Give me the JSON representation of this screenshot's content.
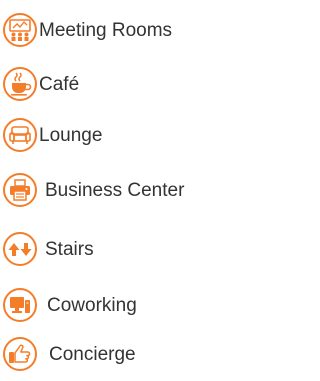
{
  "accent_color": "#f47d2a",
  "text_color": "#333333",
  "legend": {
    "items": [
      {
        "label": "Meeting Rooms",
        "icon": "meeting-rooms-icon"
      },
      {
        "label": "Café",
        "icon": "cafe-cup-icon"
      },
      {
        "label": "Lounge",
        "icon": "lounge-chair-icon"
      },
      {
        "label": "Business Center",
        "icon": "printer-icon"
      },
      {
        "label": "Stairs",
        "icon": "stairs-arrows-icon"
      },
      {
        "label": "Coworking",
        "icon": "coworking-computer-icon"
      },
      {
        "label": "Concierge",
        "icon": "concierge-hand-icon"
      }
    ]
  }
}
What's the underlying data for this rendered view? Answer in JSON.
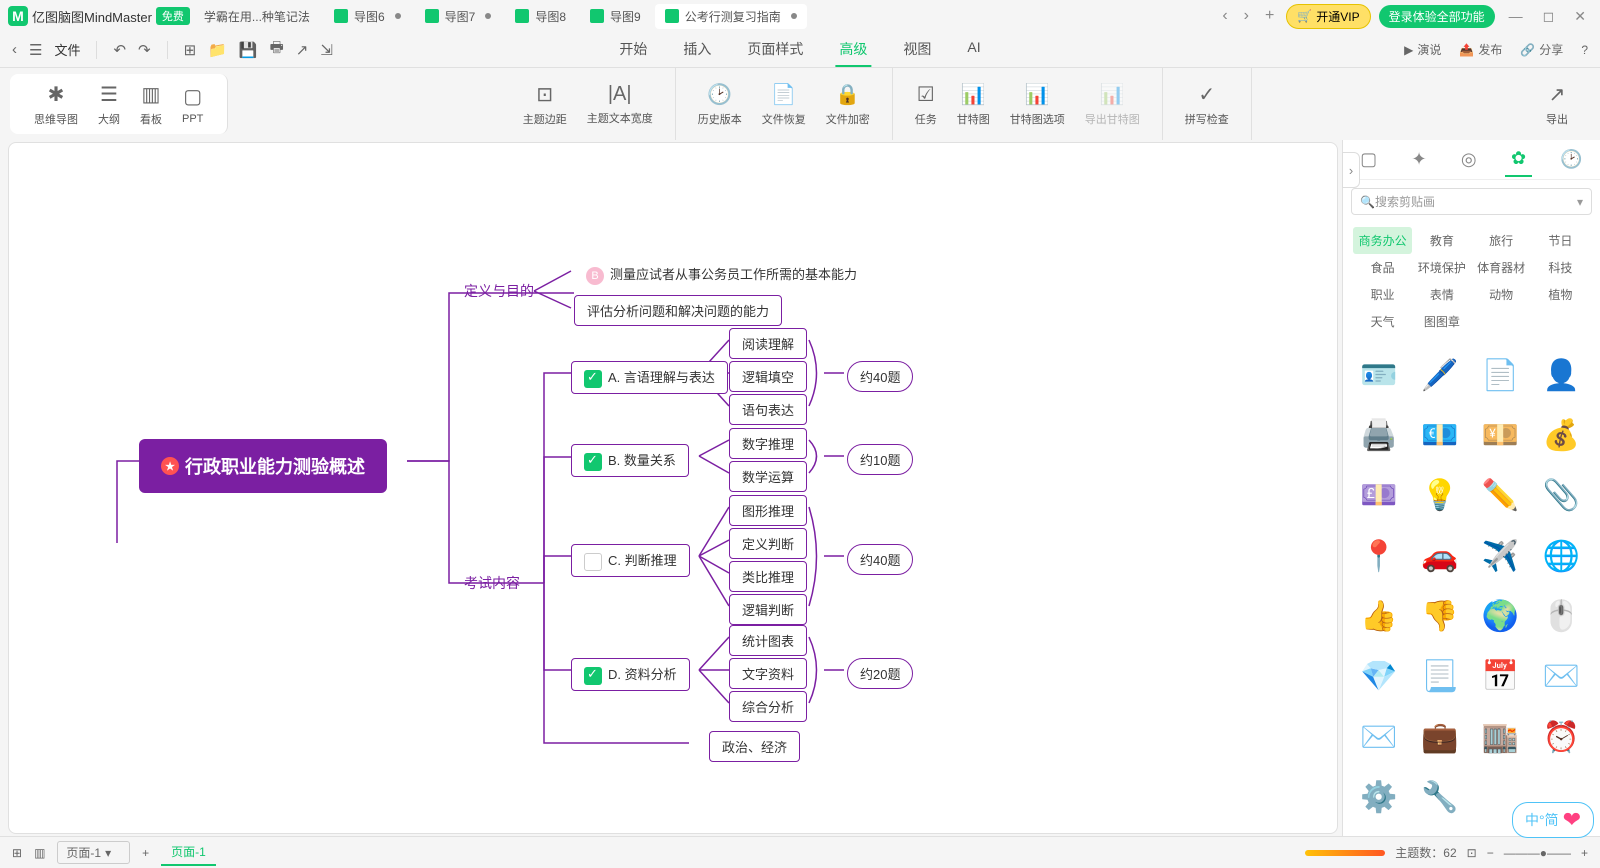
{
  "app": {
    "name": "亿图脑图MindMaster",
    "free": "免费"
  },
  "tabs": [
    {
      "label": "学霸在用...种笔记法"
    },
    {
      "label": "导图6"
    },
    {
      "label": "导图7"
    },
    {
      "label": "导图8"
    },
    {
      "label": "导图9"
    },
    {
      "label": "公考行测复习指南",
      "active": true
    }
  ],
  "titlebar": {
    "vip": "开通VIP",
    "login": "登录体验全部功能"
  },
  "menubar": {
    "file": "文件",
    "tabs": [
      "开始",
      "插入",
      "页面样式",
      "高级",
      "视图",
      "AI"
    ],
    "active": "高级",
    "right": [
      "演说",
      "发布",
      "分享"
    ]
  },
  "ribbon": {
    "view": [
      {
        "l": "思维导图"
      },
      {
        "l": "大纲"
      },
      {
        "l": "看板"
      },
      {
        "l": "PPT"
      }
    ],
    "theme": [
      {
        "l": "主题边距"
      },
      {
        "l": "主题文本宽度"
      }
    ],
    "file": [
      {
        "l": "历史版本"
      },
      {
        "l": "文件恢复"
      },
      {
        "l": "文件加密"
      }
    ],
    "task": [
      {
        "l": "任务"
      },
      {
        "l": "甘特图"
      },
      {
        "l": "甘特图选项"
      },
      {
        "l": "导出甘特图",
        "disabled": true
      }
    ],
    "spell": [
      {
        "l": "拼写检查"
      }
    ],
    "export": {
      "l": "导出"
    }
  },
  "mindmap": {
    "center": "行政职业能力测验概述",
    "branch1": "定义与目的",
    "b1n1": "测量应试者从事公务员工作所需的基本能力",
    "b1n1badge": "B",
    "b1n2": "评估分析问题和解决问题的能力",
    "branch2": "考试内容",
    "sA": "A. 言语理解与表达",
    "sA1": "阅读理解",
    "sA2": "逻辑填空",
    "sA3": "语句表达",
    "sAc": "约40题",
    "sB": "B. 数量关系",
    "sB1": "数字推理",
    "sB2": "数学运算",
    "sBc": "约10题",
    "sC": "C. 判断推理",
    "sC1": "图形推理",
    "sC2": "定义判断",
    "sC3": "类比推理",
    "sC4": "逻辑判断",
    "sCc": "约40题",
    "sD": "D. 资料分析",
    "sD1": "统计图表",
    "sD2": "文字资料",
    "sD3": "综合分析",
    "sDc": "约20题",
    "sE1": "政治、经济"
  },
  "side": {
    "search_ph": "搜索剪贴画",
    "cats": [
      "商务办公",
      "教育",
      "旅行",
      "节日",
      "食品",
      "环境保护",
      "体育器材",
      "科技",
      "职业",
      "表情",
      "动物",
      "植物",
      "天气",
      "图图章"
    ],
    "active_cat": "商务办公",
    "clips": [
      "🪪",
      "🖊️",
      "📄",
      "👤",
      "🖨️",
      "💶",
      "💴",
      "💰",
      "💷",
      "💡",
      "✏️",
      "📎",
      "📍",
      "🚗",
      "✈️",
      "🌐",
      "👍",
      "👎",
      "🌍",
      "🖱️",
      "💎",
      "📃",
      "📅",
      "✉️",
      "✉️",
      "💼",
      "🏬",
      "⏰",
      "⚙️",
      "🔧"
    ]
  },
  "status": {
    "page_sel": "页面-1",
    "page_tab": "页面-1",
    "topics_label": "主题数：",
    "topics": "62"
  },
  "ime": "中°简"
}
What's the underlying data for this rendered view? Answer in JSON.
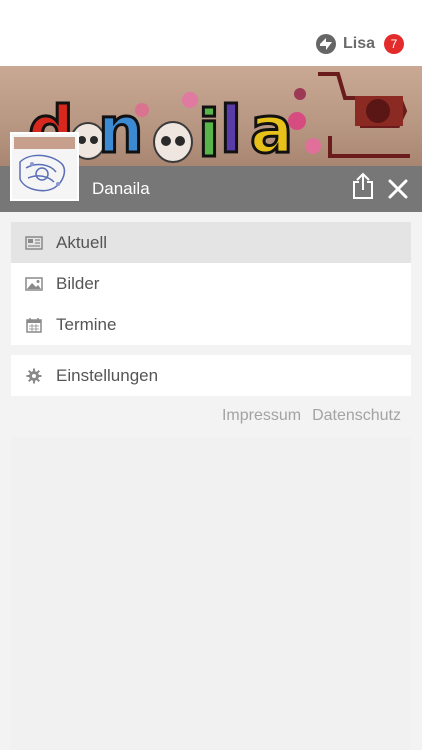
{
  "header": {
    "user_name": "Lisa",
    "notification_count": "7",
    "logo_icon": "app-logo-icon",
    "badge_color": "#e32b2b"
  },
  "banner": {
    "logo_text": "danaila",
    "avatar_caption": "danaila"
  },
  "page": {
    "name": "Danaila",
    "share_icon": "share-icon",
    "close_icon": "close-icon"
  },
  "menu": {
    "items": [
      {
        "label": "Aktuell",
        "icon": "newspaper-icon",
        "active": true
      },
      {
        "label": "Bilder",
        "icon": "image-icon",
        "active": false
      },
      {
        "label": "Termine",
        "icon": "calendar-icon",
        "active": false
      }
    ],
    "settings": {
      "label": "Einstellungen",
      "icon": "gear-icon"
    }
  },
  "footer": {
    "impressum": "Impressum",
    "datenschutz": "Datenschutz"
  }
}
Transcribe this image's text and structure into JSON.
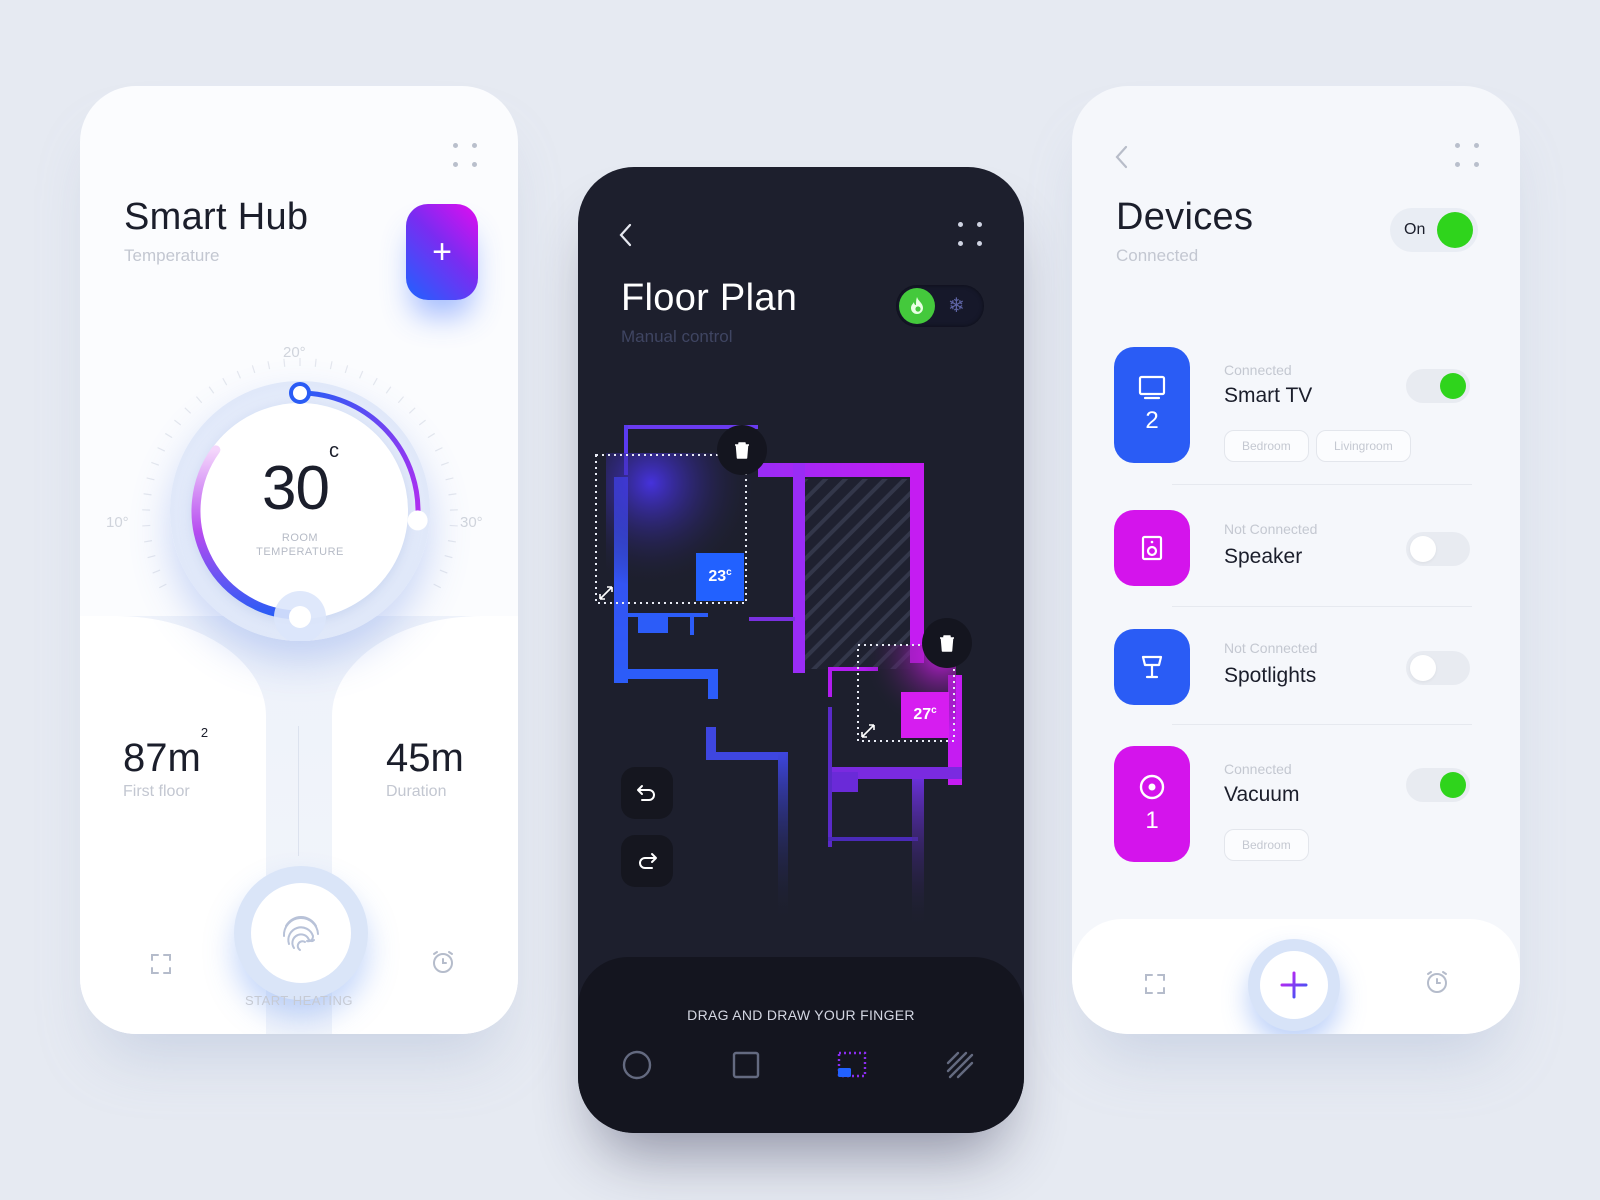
{
  "smart_hub": {
    "title": "Smart Hub",
    "subtitle": "Temperature",
    "add_button": "+",
    "dial": {
      "value": "30",
      "unit": "c",
      "label_line1": "ROOM",
      "label_line2": "TEMPERATURE",
      "scale_min_label": "10°",
      "scale_mid_label": "20°",
      "scale_max_label": "30°",
      "scale_min": 10,
      "scale_max": 30,
      "set_from": 20,
      "set_to": 30
    },
    "stats": [
      {
        "value": "87m",
        "sup": "2",
        "label": "First floor"
      },
      {
        "value": "45m",
        "sup": "",
        "label": "Duration"
      }
    ],
    "action_label": "START HEATING",
    "nav_icons": [
      "scan-frame-icon",
      "fingerprint-icon",
      "alarm-clock-icon"
    ]
  },
  "floor_plan": {
    "title": "Floor Plan",
    "subtitle": "Manual control",
    "mode_toggle": {
      "active": "heat",
      "options": [
        "heat",
        "cool"
      ]
    },
    "zones": [
      {
        "temp": "23",
        "unit": "c",
        "color": "#2261ff"
      },
      {
        "temp": "27",
        "unit": "c",
        "color": "#d61df0"
      }
    ],
    "hint": "DRAG AND DRAW YOUR FINGER",
    "tools": [
      {
        "name": "circle",
        "active": false
      },
      {
        "name": "square",
        "active": false
      },
      {
        "name": "selection",
        "active": true
      },
      {
        "name": "hatch",
        "active": false
      }
    ],
    "colors": {
      "bg": "#1d1f2d",
      "blue": "#2f5cff",
      "purple": "#9b2cf7",
      "magenta": "#d61df0",
      "heat_green": "#44c93c"
    }
  },
  "devices": {
    "title": "Devices",
    "subtitle": "Connected",
    "master_toggle": {
      "label": "On",
      "on": true
    },
    "items": [
      {
        "status": "Connected",
        "name": "Smart TV",
        "count": "2",
        "color": "#2a5cf5",
        "icon": "tv-icon",
        "on": true,
        "tags": [
          "Bedroom",
          "Livingroom"
        ]
      },
      {
        "status": "Not Connected",
        "name": "Speaker",
        "count": "",
        "color": "#d414ec",
        "icon": "speaker-icon",
        "on": false,
        "tags": []
      },
      {
        "status": "Not Connected",
        "name": "Spotlights",
        "count": "",
        "color": "#2a5cf5",
        "icon": "lamp-icon",
        "on": false,
        "tags": []
      },
      {
        "status": "Connected",
        "name": "Vacuum",
        "count": "1",
        "color": "#d414ec",
        "icon": "vacuum-icon",
        "on": true,
        "tags": [
          "Bedroom"
        ]
      }
    ],
    "bottom_add": "+"
  },
  "colors": {
    "background": "#e6eaf2",
    "toggle_on": "#2fd41c",
    "text_dark": "#1b1e2b",
    "text_muted": "#c3c7d1"
  }
}
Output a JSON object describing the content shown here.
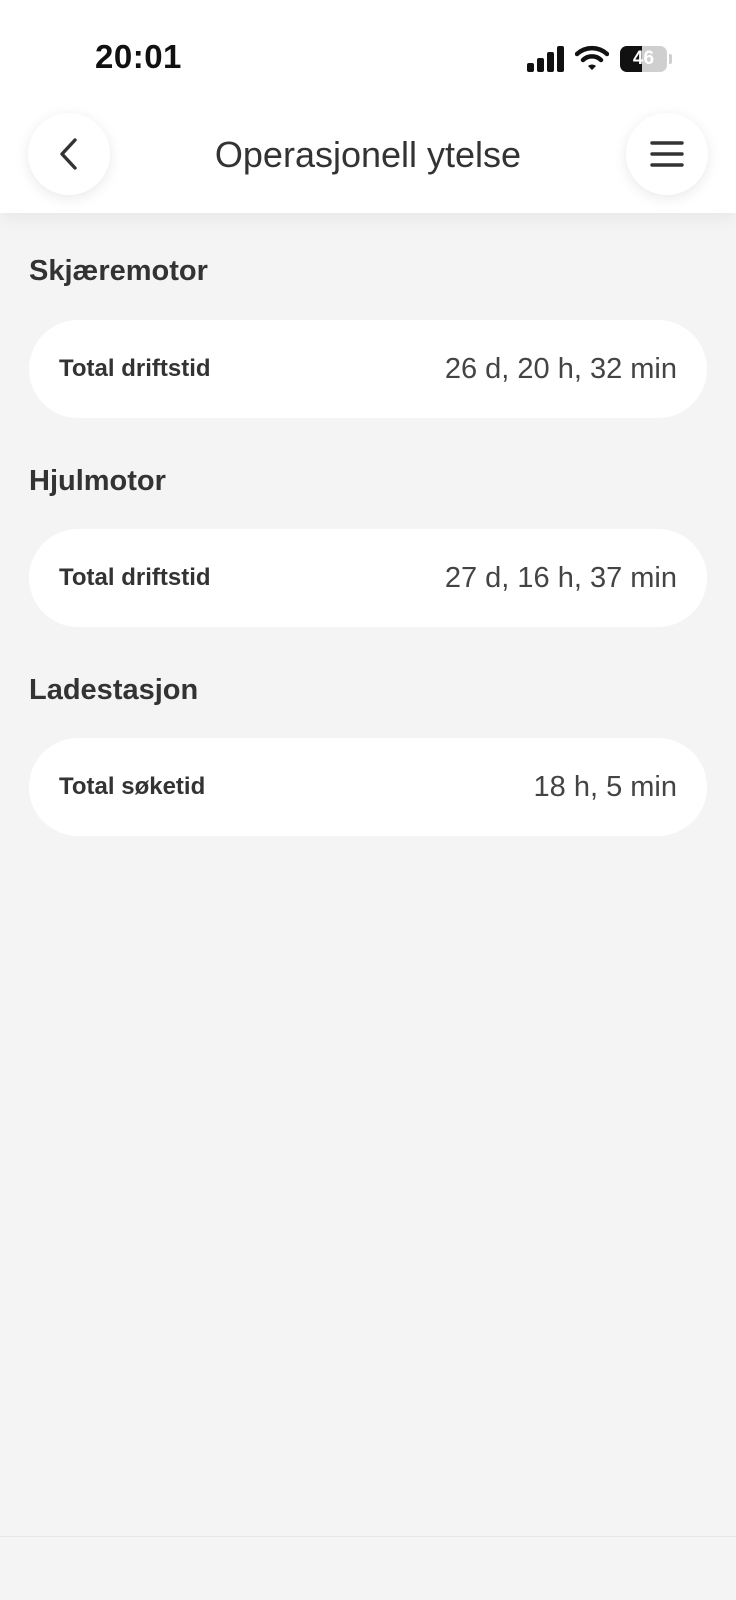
{
  "status_bar": {
    "time": "20:01",
    "battery_level": "46",
    "signal_icon": "cellular-signal-icon",
    "wifi_icon": "wifi-icon",
    "battery_icon": "battery-icon"
  },
  "header": {
    "title": "Operasjonell ytelse",
    "back_icon": "chevron-left-icon",
    "menu_icon": "hamburger-menu-icon"
  },
  "sections": [
    {
      "title": "Skjæremotor",
      "label": "Total driftstid",
      "value": "26 d, 20 h, 32 min"
    },
    {
      "title": "Hjulmotor",
      "label": "Total driftstid",
      "value": "27 d, 16 h, 37 min"
    },
    {
      "title": "Ladestasjon",
      "label": "Total søketid",
      "value": "18 h, 5 min"
    }
  ],
  "colors": {
    "background": "#f4f4f4",
    "card": "#ffffff",
    "text": "#333333"
  }
}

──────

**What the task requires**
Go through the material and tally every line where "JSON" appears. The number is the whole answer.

**Exercise response**
5